As the holder of a Masters in vacillation, I appreciate this mid-point between the twin holies of 35mm and 50mm. Popular prejudice among streettogs runs to a wide thirty five. But I have recently tended towards the longer nifty fifty. So, here, in one diminutive package, we have the vacillator’s dream come true. I approach it with the same reverence that experienced Leica owners have for the tiny 40mm Leica Summicron-C made for the defunct C and CLE cameras back in the ’70s. It lost its popularity post-C because M cameras lack 40mm framelines but I can see a resurrection now EVF use is possible.
Street at f/8
For street photography I don’t miss the brighter F/2 of the X100 family; f/2.8 is more than fast enough and, truth be told, most street work is done between 5.6 and 8. The little 27mm is therefore just about perfect.
As a package, the X-T1 and 27mm rivals the new X100T. At 530g it is only 90g heavier than the fixed-lens camera and the small added bulk makes it more sure in the hands, especially with the benefit of that generous grip. Together with a wrist strap, I find the X-T1 combo easier to manage than the X100.
The X-T1 offers a wider range of manual controls, including direct dial access to ISO, but the 27mm lens loses out to the X100 in not having a manual aperture ring. It is a small compromise, however.

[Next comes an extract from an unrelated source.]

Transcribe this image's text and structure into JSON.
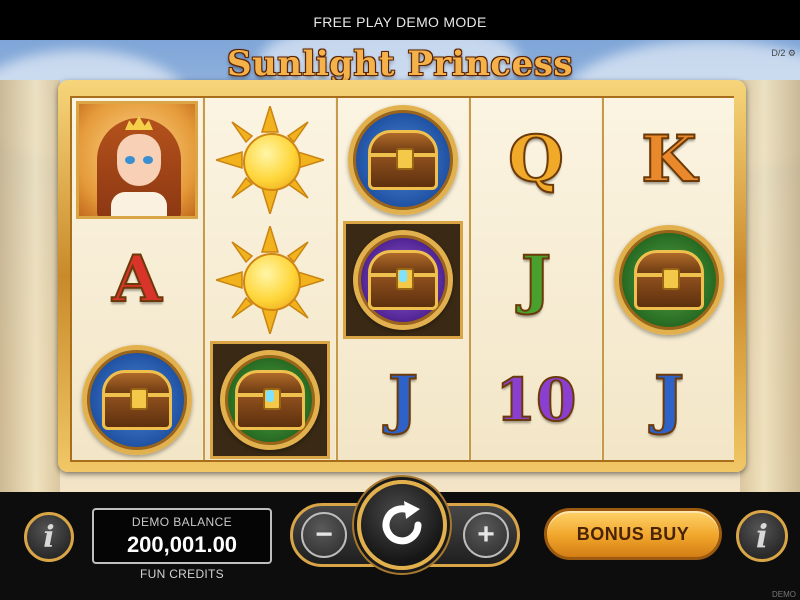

Viewfinder spec is the first big difference between the two cameras. The X-T1 has the brightest and biggest mirrorless-camera EVF in the business. It is superb and is particularly suited to manual focus. On the other hand, the X100T compensates for its smaller and more discreet EVF by providing an ingenious hybrid optical/electronic view. Having tried both, I came to the conclusion that the optical finder in the X100 is a distraction. I soon reverted to the electronic view. The EVF is all I need and, with this in mind, the X-T1 wins hands down. It also has the big advantage of a tilting screen which is useful for low-down shots. I will offer one proviso. If you have never used a rangefinder such as that on Leica’s M you will tarry a while with the X100’s optical finder and be intrigued. If, on the other hand, you are used to a Leica you cannot help but be disappointed and will soon be glued to the EVF.

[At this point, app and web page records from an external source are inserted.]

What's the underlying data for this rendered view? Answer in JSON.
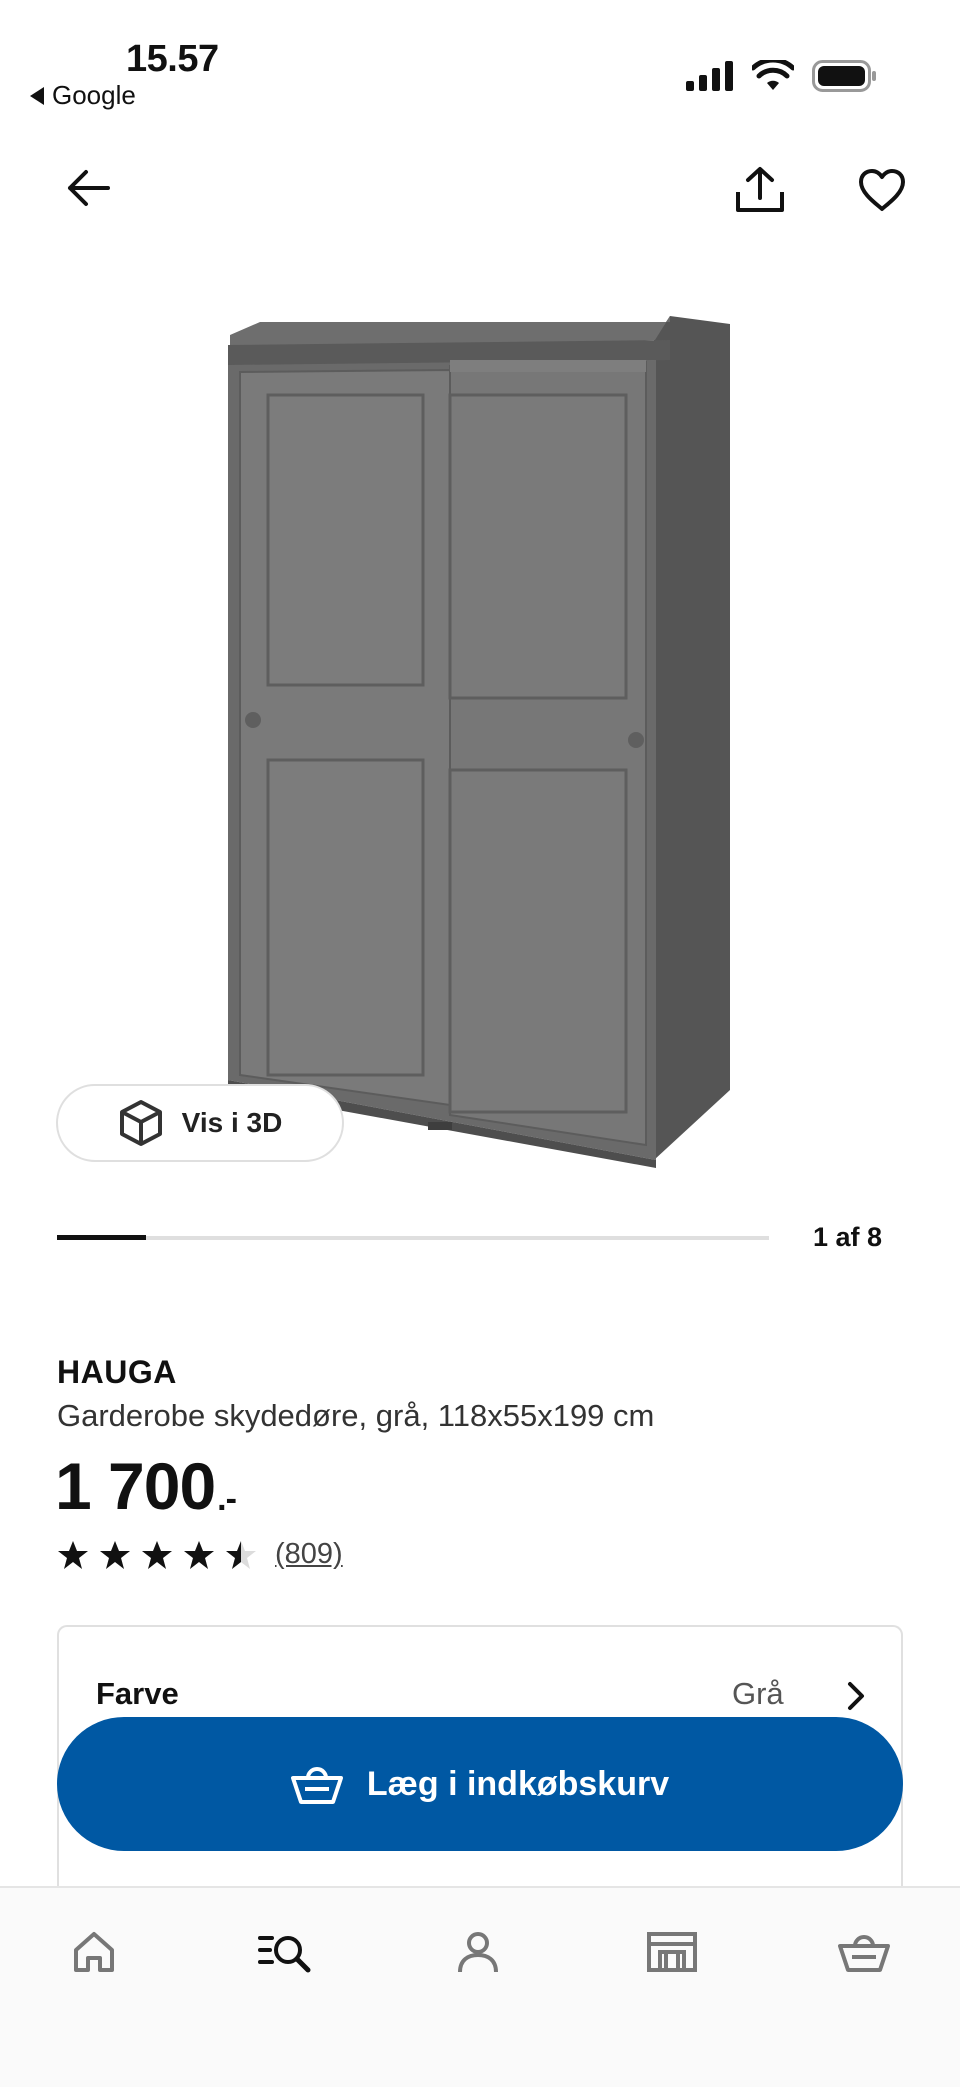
{
  "status_bar": {
    "time": "15.57",
    "back_app": "Google"
  },
  "top_nav": {
    "back_icon": "arrow-left-icon",
    "share_icon": "share-icon",
    "favorite_icon": "heart-icon"
  },
  "gallery": {
    "view_3d_label": "Vis i 3D",
    "counter": "1 af 8",
    "progress": 0.125
  },
  "product": {
    "brand": "HAUGA",
    "description": "Garderobe skydedøre, grå, 118x55x199 cm",
    "price": "1 700",
    "price_suffix": ".-",
    "rating": 4.5,
    "review_count": "(809)"
  },
  "options": {
    "color_label": "Farve",
    "color_value": "Grå"
  },
  "cart": {
    "button_label": "Læg i indkøbskurv"
  },
  "tabbar": {
    "items": [
      "home-icon",
      "search-icon",
      "profile-icon",
      "store-icon",
      "basket-icon"
    ]
  },
  "colors": {
    "accent": "#0058a3",
    "text": "#111111",
    "wardrobe": "#7a7a7a"
  }
}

The second big difference is the obvious one: Fixed lens versus interchangeable lenses. While the XT-1 and 27mm does a sterling job of matching the X100T feature for feature and heft for heft, it has the overriding advantage of flexibility.
Not only can you turn your minimal street camera into a fine portrait device or, even, a passable sports capture instrument, you have at your disposal one of the best ranges of lenses on the market. If you wish, also, you can access almost all Leica, Zeiss and Voigtländer manual M-mount lenses made in the past 50 or 60 years (using the optional adapter, of course).
Yes, I do believe the X-T1 with a suitable lens is as good as the X100T for street photography. As part of an overall system it beats the fixed-lens camera in practicality. If, however, you own an ILC with a range of lenses you will enjoy the X100T as a handy second camera. In the final analysis the choice is down to you.
Since the firmware update in late December 2014 I have had further thoughts on these two cameras, also bringing the X-E2 into the equation:
And now for something different:
Here is another picture taken at the same time in the same location, Brick Lane. But there is a big difference. This one was taken with Leica’s new M-P and a sharp 50mm Summilux M. Like the Fuji, the M-P was set to a slow aperture (in this case f/7.1) and 1/125s to avoid shake. I leave the verdict to you. But this combo costs £9,200 compared with the Fuji and 27mm at around £1,250. It is also twice as heavy because, verily, it is built like a brick outhouse.
Postsript (23/11/2014): Eric Kim has been testing the X100T as a street camera and concludes that it is marginally better at the job than the X-T1. Read his full article here